TASK DETAILS -> Whenever a line of the entries below holds the string "SATIRADET", copy that line and return it.

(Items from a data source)
===============
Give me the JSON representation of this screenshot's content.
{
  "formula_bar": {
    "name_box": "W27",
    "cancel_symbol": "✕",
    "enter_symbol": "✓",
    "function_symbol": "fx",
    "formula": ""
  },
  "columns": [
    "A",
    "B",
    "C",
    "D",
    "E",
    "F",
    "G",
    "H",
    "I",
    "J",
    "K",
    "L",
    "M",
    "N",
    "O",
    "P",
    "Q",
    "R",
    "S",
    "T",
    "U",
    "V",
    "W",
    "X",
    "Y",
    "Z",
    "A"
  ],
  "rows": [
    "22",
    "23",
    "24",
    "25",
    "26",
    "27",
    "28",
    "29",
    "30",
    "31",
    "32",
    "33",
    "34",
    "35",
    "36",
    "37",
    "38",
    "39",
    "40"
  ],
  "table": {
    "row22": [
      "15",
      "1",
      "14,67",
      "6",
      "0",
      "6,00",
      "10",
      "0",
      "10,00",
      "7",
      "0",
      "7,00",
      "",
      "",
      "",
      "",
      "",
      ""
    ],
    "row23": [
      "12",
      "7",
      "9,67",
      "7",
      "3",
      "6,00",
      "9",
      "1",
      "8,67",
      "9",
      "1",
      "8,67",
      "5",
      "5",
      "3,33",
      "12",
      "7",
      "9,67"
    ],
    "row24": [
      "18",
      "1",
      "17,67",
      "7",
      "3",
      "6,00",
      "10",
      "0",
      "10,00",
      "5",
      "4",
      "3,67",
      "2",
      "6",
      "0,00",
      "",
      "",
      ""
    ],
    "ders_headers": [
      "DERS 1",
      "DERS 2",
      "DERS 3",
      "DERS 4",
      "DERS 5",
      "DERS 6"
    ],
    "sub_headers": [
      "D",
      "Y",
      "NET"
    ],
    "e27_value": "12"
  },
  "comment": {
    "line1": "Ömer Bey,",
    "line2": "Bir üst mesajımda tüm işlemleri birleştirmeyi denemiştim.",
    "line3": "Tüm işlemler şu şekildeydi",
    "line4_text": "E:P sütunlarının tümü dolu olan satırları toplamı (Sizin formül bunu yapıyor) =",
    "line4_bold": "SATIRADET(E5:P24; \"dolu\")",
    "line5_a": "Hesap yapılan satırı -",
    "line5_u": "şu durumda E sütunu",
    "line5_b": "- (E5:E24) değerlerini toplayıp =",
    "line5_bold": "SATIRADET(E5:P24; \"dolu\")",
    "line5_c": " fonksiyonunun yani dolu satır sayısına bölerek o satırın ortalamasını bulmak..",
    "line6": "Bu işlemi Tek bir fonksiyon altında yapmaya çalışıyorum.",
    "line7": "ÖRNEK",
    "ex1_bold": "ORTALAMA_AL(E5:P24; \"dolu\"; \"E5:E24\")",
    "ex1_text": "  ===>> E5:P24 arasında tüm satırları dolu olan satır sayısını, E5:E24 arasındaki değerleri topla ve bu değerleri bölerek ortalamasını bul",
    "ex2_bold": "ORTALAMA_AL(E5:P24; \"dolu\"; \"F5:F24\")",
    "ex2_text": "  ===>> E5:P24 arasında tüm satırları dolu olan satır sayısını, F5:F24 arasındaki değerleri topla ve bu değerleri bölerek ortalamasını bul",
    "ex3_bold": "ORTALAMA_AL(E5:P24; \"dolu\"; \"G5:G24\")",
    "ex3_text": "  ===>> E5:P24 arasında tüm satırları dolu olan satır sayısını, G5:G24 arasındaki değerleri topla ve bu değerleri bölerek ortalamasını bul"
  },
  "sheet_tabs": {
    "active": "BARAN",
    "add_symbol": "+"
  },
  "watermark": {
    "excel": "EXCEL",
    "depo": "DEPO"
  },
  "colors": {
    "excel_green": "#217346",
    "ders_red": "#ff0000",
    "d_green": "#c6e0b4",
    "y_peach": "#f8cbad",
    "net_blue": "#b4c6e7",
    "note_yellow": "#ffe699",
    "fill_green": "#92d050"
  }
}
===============
SOLUTION TO THE EXERCISE ->
    "line4_bold": "SATIRADET(E5:P24; \"dolu\")",
    "line5_bold": "SATIRADET(E5:P24; \"dolu\")",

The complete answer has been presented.